In September, the IRS published the final hardship distribution regulations initially outlined two years ago in the Bipartisan Budget Act and the Tax Cuts and Jobs Act. This final version very closely follows the proposed version, so there shouldn’t be many surprises for retirement plan sponsors and committees.
The goal of these changes is to make it easier for participants to access their accounts in the event of a true financial hardship without impeding their ability to continue to save for retirement.
What Are The Key Changes?
- For plan years beginning in 2020, plans are no longer allowed to suspend participant contributions after a hardship distribution is taken. Previously participant deferrals could be suspended for six months.
- Plans no longer need to require that participants obtain all available loans prior to receiving a hardship distribution.
- Plans are not required but may allow participants to receive hardship distributions from all sources of money and earnings in the plan—employee deferrals, traditional safe harbor contributions, QNECs, QMACs, etc. In the past, some sources of money and earnings on contributions were excluded from the amount available for a hardship.
- The standard to determine the necessity of taking a hardship distribution has been simplified to eliminate the subjectivity of the old “facts and circumstances” test. The more objective standards are:
- The hardship distribution cannot exceed the amount, including taxes and penalties that may be incurred from the distribution, of the financial need.
- The participant must take all available distributions, aside from loans, from the plan or any other plan sponsored by the employer.
- The participant does not have sufficient cash or other liquid assets to cover the emergency expense. Plan sponsors can rely on the participant to indicate in writing, or electronically, that this is the case.
- To make funds easier to access when there are losses from natural disasters, hardship distributions are available for expenses resulting from a federally-declared disaster area or in the event of a casualty loss that is tax-deductible. Distributions are available for the latter scenario regardless of whether it occurred in a federally-declared disaster area.
What Do Plan Sponsors Need to Do Now?
Two parts of these rules are mandatory to implement:
- The removal of suspension of deferrals after a hardship distribution
- The updated list of safe harbor expenses
The others, like new sources of money available for hardship distributions, are optional.

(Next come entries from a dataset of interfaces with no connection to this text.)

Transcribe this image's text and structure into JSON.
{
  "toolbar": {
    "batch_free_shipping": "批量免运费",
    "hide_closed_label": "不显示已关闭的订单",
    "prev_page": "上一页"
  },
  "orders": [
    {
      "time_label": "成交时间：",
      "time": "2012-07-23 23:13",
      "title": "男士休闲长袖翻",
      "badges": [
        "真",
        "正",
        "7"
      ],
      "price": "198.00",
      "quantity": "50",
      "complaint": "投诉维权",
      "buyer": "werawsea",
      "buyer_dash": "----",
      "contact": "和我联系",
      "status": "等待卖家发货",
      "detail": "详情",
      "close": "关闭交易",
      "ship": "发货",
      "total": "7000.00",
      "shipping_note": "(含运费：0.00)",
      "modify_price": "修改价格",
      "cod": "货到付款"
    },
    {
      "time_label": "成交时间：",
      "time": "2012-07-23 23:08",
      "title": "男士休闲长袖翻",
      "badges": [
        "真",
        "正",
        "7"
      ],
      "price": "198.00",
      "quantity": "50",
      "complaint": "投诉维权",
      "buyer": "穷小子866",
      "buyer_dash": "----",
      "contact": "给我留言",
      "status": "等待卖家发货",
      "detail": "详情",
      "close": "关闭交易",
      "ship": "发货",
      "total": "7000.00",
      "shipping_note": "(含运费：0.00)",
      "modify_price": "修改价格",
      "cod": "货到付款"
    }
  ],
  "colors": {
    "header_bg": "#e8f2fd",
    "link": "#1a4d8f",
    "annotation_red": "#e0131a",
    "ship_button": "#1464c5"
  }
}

Retirement committees should make and document decisions on optional components of the rules and work with their recordkeepers and third-party administrators to ensure documents are updated appropriately.
For more information on the final IRS hardship distribution regulations and the implications for your organization’s retirement plan, please reach out to Curi Capital’s Retirement Plan Solutions team at 984-202-2800.